---------- Data extract

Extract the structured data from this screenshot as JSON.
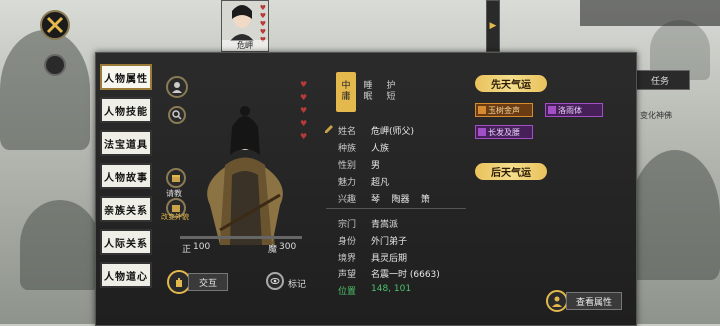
{
  "top_avatar": {
    "name": "危岬",
    "hearts": 5
  },
  "left_tabs": [
    {
      "label": "人物属性",
      "active": true
    },
    {
      "label": "人物技能",
      "active": false
    },
    {
      "label": "法宝道具",
      "active": false
    },
    {
      "label": "人物故事",
      "active": false
    },
    {
      "label": "亲族关系",
      "active": false
    },
    {
      "label": "人际关系",
      "active": false
    },
    {
      "label": "人物道心",
      "active": false
    }
  ],
  "portrait_actions": {
    "gift": "请教",
    "appearance": "改变外貌"
  },
  "stats": {
    "zheng_label": "正",
    "zheng_value": "100",
    "mo_label": "魔",
    "mo_value": "300"
  },
  "interact_label": "交互",
  "mark_label": "标记",
  "view_tabs": [
    {
      "label": "中\n庸",
      "active": true
    },
    {
      "label": "睡\n眠",
      "active": false
    },
    {
      "label": "护\n短",
      "active": false
    }
  ],
  "info_rows": [
    {
      "key": "姓名",
      "value": "危岬(师父)"
    },
    {
      "key": "种族",
      "value": "人族"
    },
    {
      "key": "性别",
      "value": "男"
    },
    {
      "key": "魅力",
      "value": "超凡"
    },
    {
      "key": "兴趣",
      "value": "琴    陶器    箫"
    }
  ],
  "sect_rows": [
    {
      "key": "宗门",
      "value": "青嵩派"
    },
    {
      "key": "身份",
      "value": "外门弟子"
    },
    {
      "key": "境界",
      "value": "具灵后期"
    },
    {
      "key": "声望",
      "value": "名震一时 (6663)"
    },
    {
      "key": "位置",
      "value": "148, 101"
    }
  ],
  "innate_title": "先天气运",
  "innate_traits": [
    {
      "label": "玉树金声",
      "color": "#d88a2e"
    },
    {
      "label": "洛雨体",
      "color": "#a24fc7"
    },
    {
      "label": "长发及腰",
      "color": "#a24fc7"
    }
  ],
  "acquired_title": "后天气运",
  "view_attr_label": "查看属性",
  "right_side": {
    "task": "任务",
    "mini": "变化神佛"
  },
  "colors": {
    "accent_gold": "#e9c25b",
    "position_green": "#4fc06a",
    "heart_red": "#b53a3a"
  }
}
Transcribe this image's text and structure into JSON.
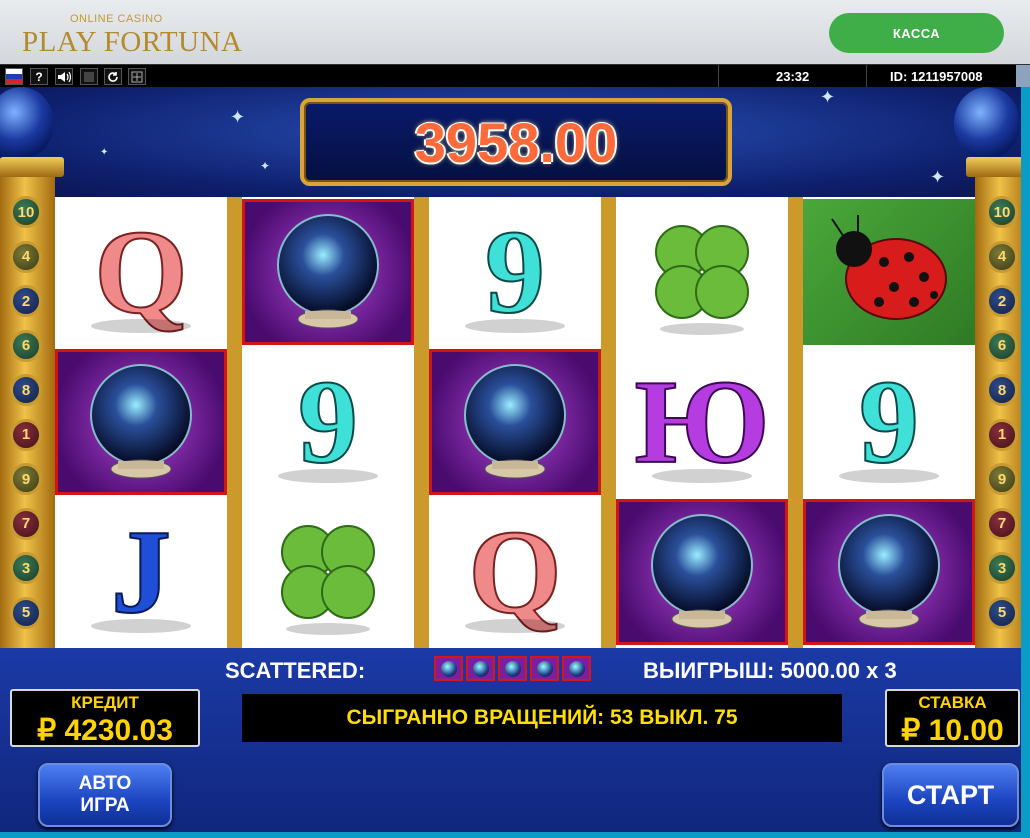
{
  "header": {
    "logo_small": "ONLINE CASINO",
    "logo_big": "PLAY FORTUNA",
    "cashier_button": "КАССА"
  },
  "toolbar": {
    "flag": "russian-flag-icon",
    "help": "?",
    "clock": "23:32",
    "id_text": "ID: 1211957008"
  },
  "game": {
    "win_display": "3958.00",
    "paylines_left": [
      "10",
      "4",
      "2",
      "6",
      "8",
      "1",
      "9",
      "7",
      "3",
      "5"
    ],
    "paylines_right": [
      "10",
      "4",
      "2",
      "6",
      "8",
      "1",
      "9",
      "7",
      "3",
      "5"
    ],
    "reels": [
      [
        "Q",
        "crystal-ball",
        "J"
      ],
      [
        "crystal-ball",
        "9",
        "clover"
      ],
      [
        "9",
        "crystal-ball",
        "Q"
      ],
      [
        "clover",
        "Ю",
        "crystal-ball"
      ],
      [
        "ladybug",
        "9",
        "crystal-ball"
      ]
    ],
    "colors": {
      "Q": "#f08a8a",
      "9": "#3fe0d8",
      "J": "#1f4fd6",
      "Ю": "#b53ce0",
      "highlight": "#d11414",
      "accent": "#ffd400"
    }
  },
  "bottom": {
    "scattered_label": "SCATTERED:",
    "scatter_count": 5,
    "win_label": "ВЫИГРЫШ: 5000.00 x 3",
    "credit_label": "КРЕДИТ",
    "credit_value": "₽ 4230.03",
    "status_text": "СЫГРАННО ВРАЩЕНИЙ: 53 ВЫКЛ. 75",
    "bet_label": "СТАВКА",
    "bet_value": "₽ 10.00",
    "auto_line1": "АВТО",
    "auto_line2": "ИГРА",
    "start_label": "СТАРТ"
  }
}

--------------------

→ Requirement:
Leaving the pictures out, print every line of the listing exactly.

→ Output of the exercise:
Extract the structured data from this screenshot as JSON.
{
  "top_avatar": {
    "name": "危岬",
    "hearts": 5
  },
  "left_tabs": [
    {
      "label": "人物属性",
      "active": true
    },
    {
      "label": "人物技能",
      "active": false
    },
    {
      "label": "法宝道具",
      "active": false
    },
    {
      "label": "人物故事",
      "active": false
    },
    {
      "label": "亲族关系",
      "active": false
    },
    {
      "label": "人际关系",
      "active": false
    },
    {
      "label": "人物道心",
      "active": false
    }
  ],
  "portrait_actions": {
    "gift": "请教",
    "appearance": "改变外貌"
  },
  "stats": {
    "zheng_label": "正",
    "zheng_value": "100",
    "mo_label": "魔",
    "mo_value": "300"
  },
  "interact_label": "交互",
  "mark_label": "标记",
  "view_tabs": [
    {
      "label": "中\n庸",
      "active": true
    },
    {
      "label": "睡\n眠",
      "active": false
    },
    {
      "label": "护\n短",
      "active": false
    }
  ],
  "info_rows": [
    {
      "key": "姓名",
      "value": "危岬(师父)"
    },
    {
      "key": "种族",
      "value": "人族"
    },
    {
      "key": "性别",
      "value": "男"
    },
    {
      "key": "魅力",
      "value": "超凡"
    },
    {
      "key": "兴趣",
      "value": "琴    陶器    箫"
    }
  ],
  "sect_rows": [
    {
      "key": "宗门",
      "value": "青嵩派"
    },
    {
      "key": "身份",
      "value": "外门弟子"
    },
    {
      "key": "境界",
      "value": "具灵后期"
    },
    {
      "key": "声望",
      "value": "名震一时 (6663)"
    },
    {
      "key": "位置",
      "value": "148, 101"
    }
  ],
  "innate_title": "先天气运",
  "innate_traits": [
    {
      "label": "玉树金声",
      "color": "#d88a2e"
    },
    {
      "label": "洛雨体",
      "color": "#a24fc7"
    },
    {
      "label": "长发及腰",
      "color": "#a24fc7"
    }
  ],
  "acquired_title": "后天气运",
  "view_attr_label": "查看属性",
  "right_side": {
    "task": "任务",
    "mini": "变化神佛"
  },
  "colors": {
    "accent_gold": "#e9c25b",
    "position_green": "#4fc06a",
    "heart_red": "#b53a3a"
  }
}
Transcribe this image's text and structure into JSON.
{
  "header": {
    "logo_small": "ONLINE CASINO",
    "logo_big": "PLAY FORTUNA",
    "cashier_button": "КАССА"
  },
  "toolbar": {
    "flag": "russian-flag-icon",
    "help": "?",
    "clock": "23:32",
    "id_text": "ID: 1211957008"
  },
  "game": {
    "win_display": "3958.00",
    "paylines_left": [
      "10",
      "4",
      "2",
      "6",
      "8",
      "1",
      "9",
      "7",
      "3",
      "5"
    ],
    "paylines_right": [
      "10",
      "4",
      "2",
      "6",
      "8",
      "1",
      "9",
      "7",
      "3",
      "5"
    ],
    "reels": [
      [
        "Q",
        "crystal-ball",
        "J"
      ],
      [
        "crystal-ball",
        "9",
        "clover"
      ],
      [
        "9",
        "crystal-ball",
        "Q"
      ],
      [
        "clover",
        "Ю",
        "crystal-ball"
      ],
      [
        "ladybug",
        "9",
        "crystal-ball"
      ]
    ],
    "colors": {
      "Q": "#f08a8a",
      "9": "#3fe0d8",
      "J": "#1f4fd6",
      "Ю": "#b53ce0",
      "highlight": "#d11414",
      "accent": "#ffd400"
    }
  },
  "bottom": {
    "scattered_label": "SCATTERED:",
    "scatter_count": 5,
    "win_label": "ВЫИГРЫШ: 5000.00 x 3",
    "credit_label": "КРЕДИТ",
    "credit_value": "₽ 4230.03",
    "status_text": "СЫГРАННО ВРАЩЕНИЙ: 53 ВЫКЛ. 75",
    "bet_label": "СТАВКА",
    "bet_value": "₽ 10.00",
    "auto_line1": "АВТО",
    "auto_line2": "ИГРА",
    "start_label": "СТАРТ"
  }
}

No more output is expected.